*** Dataset content Section Begins ***

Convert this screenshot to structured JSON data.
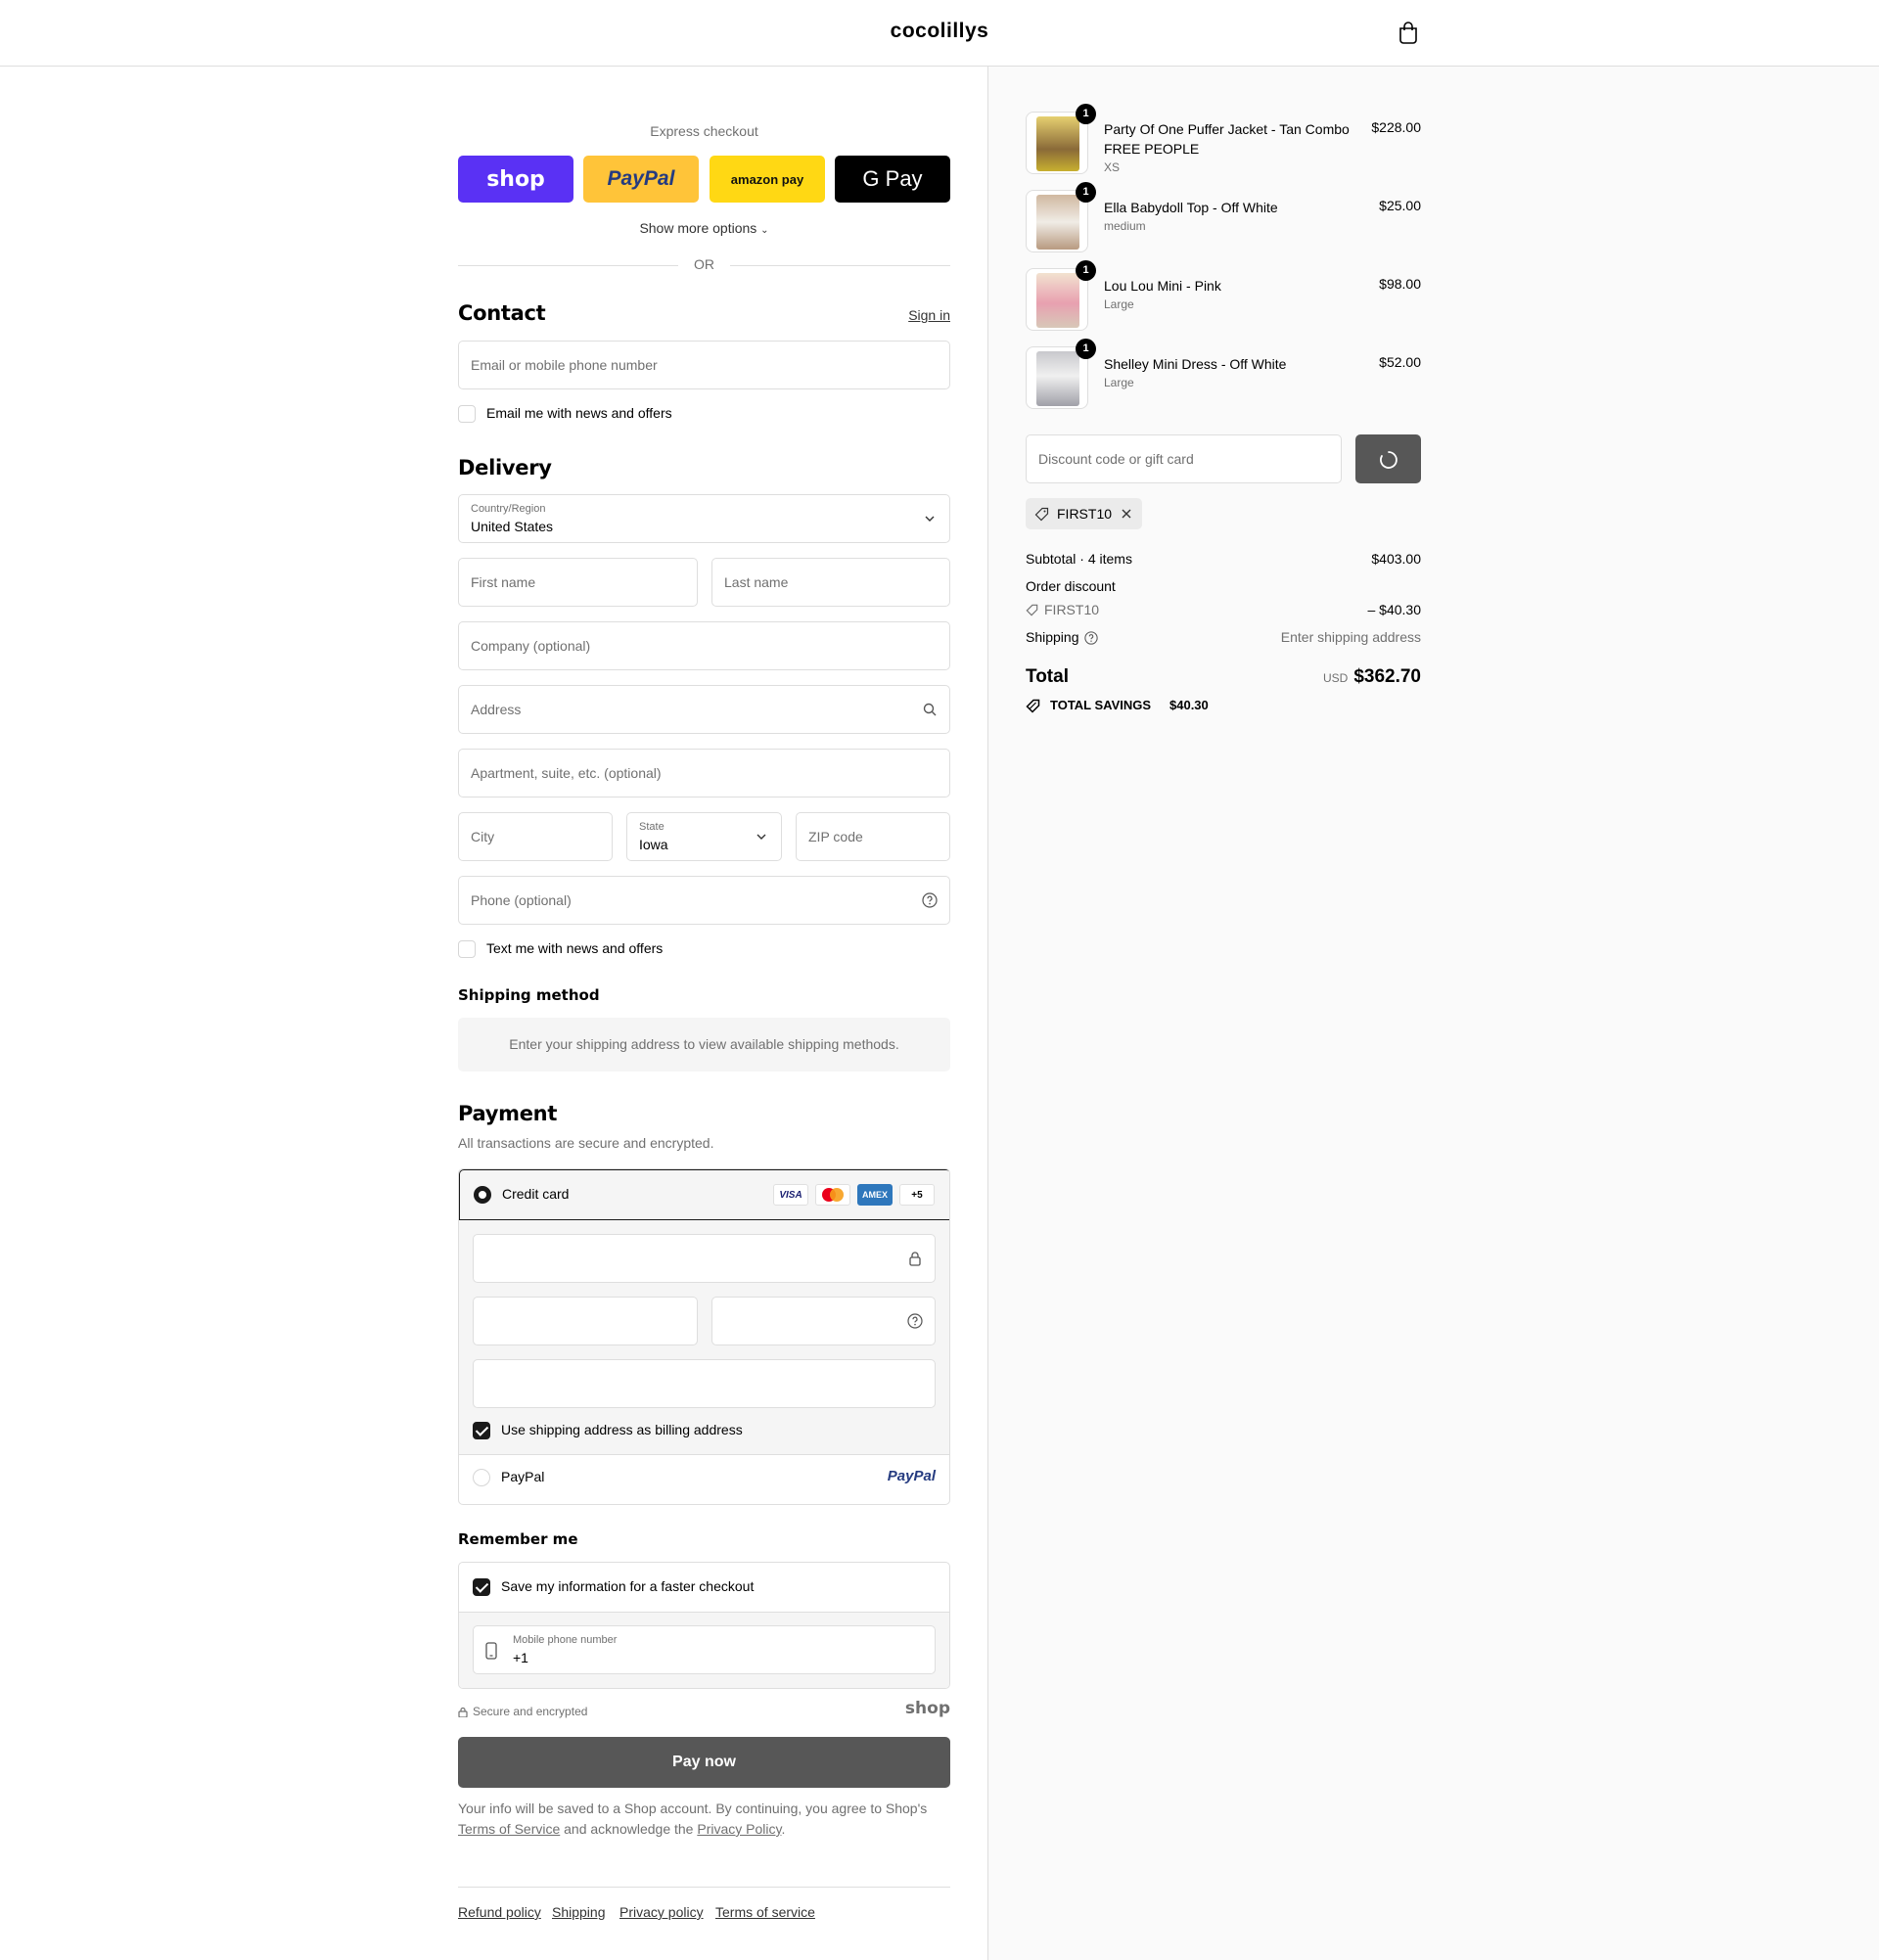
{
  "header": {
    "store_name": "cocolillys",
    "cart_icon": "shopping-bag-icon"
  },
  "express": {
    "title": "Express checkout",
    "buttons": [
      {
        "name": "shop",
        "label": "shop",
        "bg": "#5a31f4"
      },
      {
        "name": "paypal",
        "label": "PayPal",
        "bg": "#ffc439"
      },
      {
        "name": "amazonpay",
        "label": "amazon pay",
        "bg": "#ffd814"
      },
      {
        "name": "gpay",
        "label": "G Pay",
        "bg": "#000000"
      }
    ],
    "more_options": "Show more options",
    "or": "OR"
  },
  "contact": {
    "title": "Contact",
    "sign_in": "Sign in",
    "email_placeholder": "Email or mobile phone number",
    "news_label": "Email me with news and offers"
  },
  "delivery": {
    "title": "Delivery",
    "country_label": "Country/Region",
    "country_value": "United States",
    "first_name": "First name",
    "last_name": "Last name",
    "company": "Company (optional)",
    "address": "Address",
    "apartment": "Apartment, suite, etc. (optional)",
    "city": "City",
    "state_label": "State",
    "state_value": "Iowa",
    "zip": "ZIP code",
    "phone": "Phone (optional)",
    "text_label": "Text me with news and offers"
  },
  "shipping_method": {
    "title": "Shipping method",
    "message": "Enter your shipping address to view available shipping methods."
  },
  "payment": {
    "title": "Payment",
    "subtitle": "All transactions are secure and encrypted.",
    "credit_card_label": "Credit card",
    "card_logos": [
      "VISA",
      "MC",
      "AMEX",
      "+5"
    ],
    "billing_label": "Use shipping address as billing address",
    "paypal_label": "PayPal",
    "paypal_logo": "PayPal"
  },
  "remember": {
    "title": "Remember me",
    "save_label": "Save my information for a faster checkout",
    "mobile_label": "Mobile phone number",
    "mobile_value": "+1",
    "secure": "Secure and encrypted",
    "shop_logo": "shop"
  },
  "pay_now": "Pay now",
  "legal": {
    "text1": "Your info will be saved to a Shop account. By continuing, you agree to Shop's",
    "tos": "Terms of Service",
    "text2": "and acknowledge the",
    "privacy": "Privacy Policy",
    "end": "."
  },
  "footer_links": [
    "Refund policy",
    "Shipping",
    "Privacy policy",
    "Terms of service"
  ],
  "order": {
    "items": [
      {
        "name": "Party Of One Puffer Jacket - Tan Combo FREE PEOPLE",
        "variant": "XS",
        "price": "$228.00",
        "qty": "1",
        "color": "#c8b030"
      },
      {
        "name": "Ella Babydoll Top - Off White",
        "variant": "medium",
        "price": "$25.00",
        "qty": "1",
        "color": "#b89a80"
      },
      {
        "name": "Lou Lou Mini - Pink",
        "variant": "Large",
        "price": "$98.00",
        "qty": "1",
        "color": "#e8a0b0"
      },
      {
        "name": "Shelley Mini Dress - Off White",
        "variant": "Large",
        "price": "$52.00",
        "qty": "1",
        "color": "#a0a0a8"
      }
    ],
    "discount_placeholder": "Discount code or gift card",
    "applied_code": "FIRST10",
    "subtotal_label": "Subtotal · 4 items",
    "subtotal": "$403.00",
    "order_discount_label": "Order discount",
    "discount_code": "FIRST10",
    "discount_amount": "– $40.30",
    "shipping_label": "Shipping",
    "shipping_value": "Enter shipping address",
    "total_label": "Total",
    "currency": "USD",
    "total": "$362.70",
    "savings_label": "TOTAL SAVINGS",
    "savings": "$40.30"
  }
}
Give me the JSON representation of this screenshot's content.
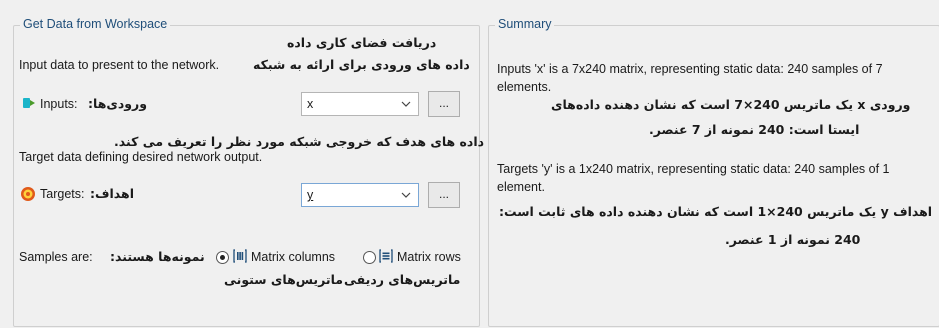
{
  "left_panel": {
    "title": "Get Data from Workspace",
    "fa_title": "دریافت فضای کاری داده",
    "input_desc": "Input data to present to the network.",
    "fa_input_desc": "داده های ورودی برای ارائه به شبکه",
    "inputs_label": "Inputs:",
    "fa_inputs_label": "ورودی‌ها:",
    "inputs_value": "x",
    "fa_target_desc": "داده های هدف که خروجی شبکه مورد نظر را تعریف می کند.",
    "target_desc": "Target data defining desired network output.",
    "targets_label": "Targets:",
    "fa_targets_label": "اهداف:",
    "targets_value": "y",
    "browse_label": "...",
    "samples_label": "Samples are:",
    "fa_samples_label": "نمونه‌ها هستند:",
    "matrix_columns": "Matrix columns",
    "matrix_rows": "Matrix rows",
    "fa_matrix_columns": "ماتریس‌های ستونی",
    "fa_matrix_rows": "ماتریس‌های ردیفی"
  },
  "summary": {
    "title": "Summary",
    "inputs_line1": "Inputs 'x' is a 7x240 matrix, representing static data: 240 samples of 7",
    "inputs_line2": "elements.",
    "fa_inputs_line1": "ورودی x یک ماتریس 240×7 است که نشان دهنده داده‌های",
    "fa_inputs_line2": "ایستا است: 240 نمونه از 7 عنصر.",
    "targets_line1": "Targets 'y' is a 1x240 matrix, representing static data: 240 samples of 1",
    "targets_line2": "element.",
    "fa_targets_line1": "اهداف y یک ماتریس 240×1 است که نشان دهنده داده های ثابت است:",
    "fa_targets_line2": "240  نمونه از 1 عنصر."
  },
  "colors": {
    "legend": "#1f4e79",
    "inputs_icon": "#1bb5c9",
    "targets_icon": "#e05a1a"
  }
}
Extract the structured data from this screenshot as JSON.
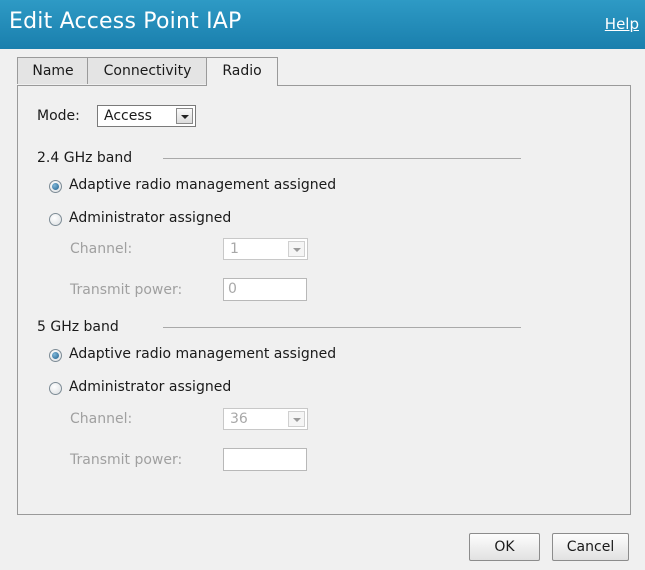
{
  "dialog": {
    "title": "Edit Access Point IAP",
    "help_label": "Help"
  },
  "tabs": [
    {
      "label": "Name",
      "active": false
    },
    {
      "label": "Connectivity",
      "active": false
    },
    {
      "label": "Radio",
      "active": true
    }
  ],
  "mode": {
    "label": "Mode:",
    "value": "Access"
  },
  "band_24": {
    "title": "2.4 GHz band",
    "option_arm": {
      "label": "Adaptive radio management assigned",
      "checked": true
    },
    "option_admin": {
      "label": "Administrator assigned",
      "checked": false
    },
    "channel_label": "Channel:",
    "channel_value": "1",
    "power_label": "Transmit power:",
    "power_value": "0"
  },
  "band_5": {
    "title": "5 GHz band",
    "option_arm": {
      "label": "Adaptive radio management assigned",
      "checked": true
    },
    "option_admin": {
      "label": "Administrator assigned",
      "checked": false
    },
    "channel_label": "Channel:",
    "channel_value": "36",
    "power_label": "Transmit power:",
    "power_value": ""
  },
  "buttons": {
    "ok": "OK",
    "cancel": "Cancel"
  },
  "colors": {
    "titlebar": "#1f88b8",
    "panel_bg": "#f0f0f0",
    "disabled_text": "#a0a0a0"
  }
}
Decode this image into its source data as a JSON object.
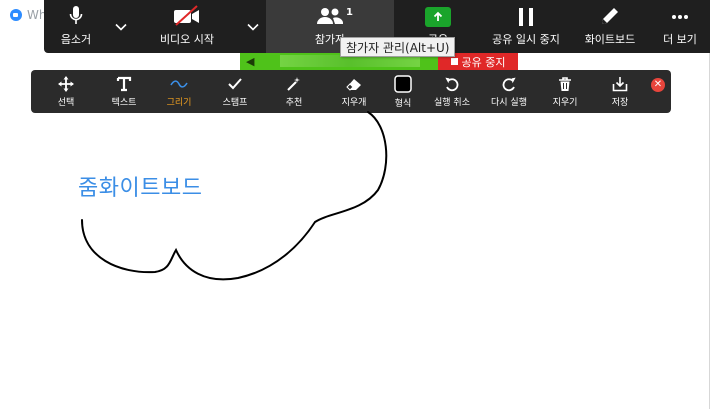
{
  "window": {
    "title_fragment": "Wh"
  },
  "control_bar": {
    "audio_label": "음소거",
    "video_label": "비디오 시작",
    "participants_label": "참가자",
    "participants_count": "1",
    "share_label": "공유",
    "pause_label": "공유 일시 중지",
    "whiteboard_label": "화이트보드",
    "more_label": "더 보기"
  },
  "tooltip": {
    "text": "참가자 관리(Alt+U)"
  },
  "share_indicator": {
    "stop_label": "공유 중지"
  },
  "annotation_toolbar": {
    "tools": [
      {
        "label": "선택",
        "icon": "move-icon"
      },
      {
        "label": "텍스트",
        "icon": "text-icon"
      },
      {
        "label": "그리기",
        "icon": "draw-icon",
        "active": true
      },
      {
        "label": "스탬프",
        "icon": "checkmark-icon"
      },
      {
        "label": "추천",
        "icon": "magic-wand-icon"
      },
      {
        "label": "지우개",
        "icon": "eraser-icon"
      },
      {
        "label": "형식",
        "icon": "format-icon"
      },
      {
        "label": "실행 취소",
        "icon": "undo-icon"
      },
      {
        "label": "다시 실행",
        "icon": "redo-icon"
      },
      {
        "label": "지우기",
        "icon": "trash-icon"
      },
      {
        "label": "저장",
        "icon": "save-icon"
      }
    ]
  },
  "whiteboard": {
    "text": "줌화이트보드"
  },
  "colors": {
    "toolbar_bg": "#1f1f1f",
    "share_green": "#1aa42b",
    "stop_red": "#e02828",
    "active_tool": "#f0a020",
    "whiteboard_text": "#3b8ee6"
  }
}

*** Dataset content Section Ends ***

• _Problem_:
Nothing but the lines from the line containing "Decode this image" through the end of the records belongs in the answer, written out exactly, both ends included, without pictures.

• _Answer box_:
Decode this image into its source data as a JSON object.
{
  "window": {
    "title_fragment": "Wh"
  },
  "control_bar": {
    "audio_label": "음소거",
    "video_label": "비디오 시작",
    "participants_label": "참가자",
    "participants_count": "1",
    "share_label": "공유",
    "pause_label": "공유 일시 중지",
    "whiteboard_label": "화이트보드",
    "more_label": "더 보기"
  },
  "tooltip": {
    "text": "참가자 관리(Alt+U)"
  },
  "share_indicator": {
    "stop_label": "공유 중지"
  },
  "annotation_toolbar": {
    "tools": [
      {
        "label": "선택",
        "icon": "move-icon"
      },
      {
        "label": "텍스트",
        "icon": "text-icon"
      },
      {
        "label": "그리기",
        "icon": "draw-icon",
        "active": true
      },
      {
        "label": "스탬프",
        "icon": "checkmark-icon"
      },
      {
        "label": "추천",
        "icon": "magic-wand-icon"
      },
      {
        "label": "지우개",
        "icon": "eraser-icon"
      },
      {
        "label": "형식",
        "icon": "format-icon"
      },
      {
        "label": "실행 취소",
        "icon": "undo-icon"
      },
      {
        "label": "다시 실행",
        "icon": "redo-icon"
      },
      {
        "label": "지우기",
        "icon": "trash-icon"
      },
      {
        "label": "저장",
        "icon": "save-icon"
      }
    ]
  },
  "whiteboard": {
    "text": "줌화이트보드"
  },
  "colors": {
    "toolbar_bg": "#1f1f1f",
    "share_green": "#1aa42b",
    "stop_red": "#e02828",
    "active_tool": "#f0a020",
    "whiteboard_text": "#3b8ee6"
  }
}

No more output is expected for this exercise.